(Data shown)

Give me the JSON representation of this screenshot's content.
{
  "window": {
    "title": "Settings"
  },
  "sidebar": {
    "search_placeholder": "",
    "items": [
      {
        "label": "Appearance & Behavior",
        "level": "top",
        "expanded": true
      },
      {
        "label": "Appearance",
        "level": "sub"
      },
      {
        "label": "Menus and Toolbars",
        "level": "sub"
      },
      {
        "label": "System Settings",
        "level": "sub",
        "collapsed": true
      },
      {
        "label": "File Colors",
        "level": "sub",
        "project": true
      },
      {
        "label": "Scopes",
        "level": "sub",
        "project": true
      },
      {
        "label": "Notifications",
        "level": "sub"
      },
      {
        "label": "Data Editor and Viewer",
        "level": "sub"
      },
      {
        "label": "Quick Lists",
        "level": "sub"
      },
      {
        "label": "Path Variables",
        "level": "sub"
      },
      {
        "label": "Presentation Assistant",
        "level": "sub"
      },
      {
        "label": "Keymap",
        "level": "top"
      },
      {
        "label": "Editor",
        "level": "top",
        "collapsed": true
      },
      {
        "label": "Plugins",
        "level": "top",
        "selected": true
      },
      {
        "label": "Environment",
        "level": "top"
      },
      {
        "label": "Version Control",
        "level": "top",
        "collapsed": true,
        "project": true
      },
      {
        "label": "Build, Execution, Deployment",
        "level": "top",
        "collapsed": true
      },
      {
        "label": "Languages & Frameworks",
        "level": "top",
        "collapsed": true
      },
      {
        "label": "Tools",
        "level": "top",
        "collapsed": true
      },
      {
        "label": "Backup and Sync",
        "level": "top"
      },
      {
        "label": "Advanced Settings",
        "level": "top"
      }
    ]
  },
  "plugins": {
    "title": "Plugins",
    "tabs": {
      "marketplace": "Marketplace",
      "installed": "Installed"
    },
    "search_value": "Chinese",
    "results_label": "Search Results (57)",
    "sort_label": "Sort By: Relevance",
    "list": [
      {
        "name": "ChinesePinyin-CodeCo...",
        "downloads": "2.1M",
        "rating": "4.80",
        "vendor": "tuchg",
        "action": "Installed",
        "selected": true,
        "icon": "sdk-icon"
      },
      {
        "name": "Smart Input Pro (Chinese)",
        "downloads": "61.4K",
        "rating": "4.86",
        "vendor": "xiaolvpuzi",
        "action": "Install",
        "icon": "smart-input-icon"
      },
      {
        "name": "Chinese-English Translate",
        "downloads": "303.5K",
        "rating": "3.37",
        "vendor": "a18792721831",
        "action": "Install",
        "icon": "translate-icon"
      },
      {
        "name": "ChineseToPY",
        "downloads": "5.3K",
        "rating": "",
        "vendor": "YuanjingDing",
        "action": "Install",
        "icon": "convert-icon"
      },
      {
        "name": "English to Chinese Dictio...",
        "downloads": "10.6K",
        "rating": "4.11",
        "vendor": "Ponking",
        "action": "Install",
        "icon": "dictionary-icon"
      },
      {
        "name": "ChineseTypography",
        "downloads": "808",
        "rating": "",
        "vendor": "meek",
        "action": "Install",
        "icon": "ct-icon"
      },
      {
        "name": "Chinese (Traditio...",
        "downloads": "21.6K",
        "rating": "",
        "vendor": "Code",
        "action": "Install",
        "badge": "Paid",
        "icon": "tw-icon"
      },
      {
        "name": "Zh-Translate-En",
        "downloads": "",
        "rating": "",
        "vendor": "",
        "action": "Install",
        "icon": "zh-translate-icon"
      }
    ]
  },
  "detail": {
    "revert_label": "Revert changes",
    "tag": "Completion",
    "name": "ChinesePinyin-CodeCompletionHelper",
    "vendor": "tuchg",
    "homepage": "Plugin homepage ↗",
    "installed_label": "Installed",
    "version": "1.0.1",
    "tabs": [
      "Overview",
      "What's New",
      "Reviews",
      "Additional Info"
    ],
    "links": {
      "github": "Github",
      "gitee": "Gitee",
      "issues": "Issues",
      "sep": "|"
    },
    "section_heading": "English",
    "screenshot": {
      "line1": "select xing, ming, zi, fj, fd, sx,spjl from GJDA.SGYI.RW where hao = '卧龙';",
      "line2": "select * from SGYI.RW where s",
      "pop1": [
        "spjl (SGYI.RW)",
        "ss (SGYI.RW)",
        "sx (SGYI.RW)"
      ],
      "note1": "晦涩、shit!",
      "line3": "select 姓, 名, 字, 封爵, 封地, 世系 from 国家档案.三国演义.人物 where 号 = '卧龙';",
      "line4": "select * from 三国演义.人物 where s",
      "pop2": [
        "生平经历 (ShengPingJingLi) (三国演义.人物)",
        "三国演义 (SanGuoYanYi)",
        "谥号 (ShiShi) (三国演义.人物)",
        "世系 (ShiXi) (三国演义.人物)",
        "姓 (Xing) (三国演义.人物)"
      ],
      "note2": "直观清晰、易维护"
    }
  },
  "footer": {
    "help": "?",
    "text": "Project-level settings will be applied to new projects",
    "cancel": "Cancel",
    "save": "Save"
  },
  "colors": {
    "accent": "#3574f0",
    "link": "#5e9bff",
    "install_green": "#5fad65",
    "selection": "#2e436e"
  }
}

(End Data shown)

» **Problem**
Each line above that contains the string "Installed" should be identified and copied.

» **Answer space**
      "installed": "Installed"
        "action": "Installed",
    "installed_label": "Installed",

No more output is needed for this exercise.